Try it >> Give the listing again, word for word.

Provided entries >>
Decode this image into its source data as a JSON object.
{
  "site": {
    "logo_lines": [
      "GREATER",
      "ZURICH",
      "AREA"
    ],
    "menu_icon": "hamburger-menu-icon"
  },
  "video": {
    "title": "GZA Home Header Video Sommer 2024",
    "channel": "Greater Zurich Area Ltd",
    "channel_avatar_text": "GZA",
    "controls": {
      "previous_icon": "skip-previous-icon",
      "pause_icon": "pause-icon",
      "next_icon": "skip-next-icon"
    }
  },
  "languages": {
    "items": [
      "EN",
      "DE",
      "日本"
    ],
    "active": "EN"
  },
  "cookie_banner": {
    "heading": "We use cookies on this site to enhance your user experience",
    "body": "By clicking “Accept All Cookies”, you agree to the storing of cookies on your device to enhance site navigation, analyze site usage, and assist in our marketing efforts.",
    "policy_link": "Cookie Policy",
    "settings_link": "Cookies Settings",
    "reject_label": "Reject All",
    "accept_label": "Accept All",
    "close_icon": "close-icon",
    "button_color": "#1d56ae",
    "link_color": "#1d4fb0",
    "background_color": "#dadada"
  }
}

Output below >>
Decode this image into its source data as a JSON object.
{
  "site": {
    "logo_lines": [
      "GREATER",
      "ZURICH",
      "AREA"
    ],
    "menu_icon": "hamburger-menu-icon"
  },
  "video": {
    "title": "GZA Home Header Video Sommer 2024",
    "channel": "Greater Zurich Area Ltd",
    "channel_avatar_text": "GZA",
    "controls": {
      "previous_icon": "skip-previous-icon",
      "pause_icon": "pause-icon",
      "next_icon": "skip-next-icon"
    }
  },
  "languages": {
    "items": [
      "EN",
      "DE",
      "日本"
    ],
    "active": "EN"
  },
  "cookie_banner": {
    "heading": "We use cookies on this site to enhance your user experience",
    "body": "By clicking “Accept All Cookies”, you agree to the storing of cookies on your device to enhance site navigation, analyze site usage, and assist in our marketing efforts.",
    "policy_link": "Cookie Policy",
    "settings_link": "Cookies Settings",
    "reject_label": "Reject All",
    "accept_label": "Accept All",
    "close_icon": "close-icon",
    "button_color": "#1d56ae",
    "link_color": "#1d4fb0",
    "background_color": "#dadada"
  }
}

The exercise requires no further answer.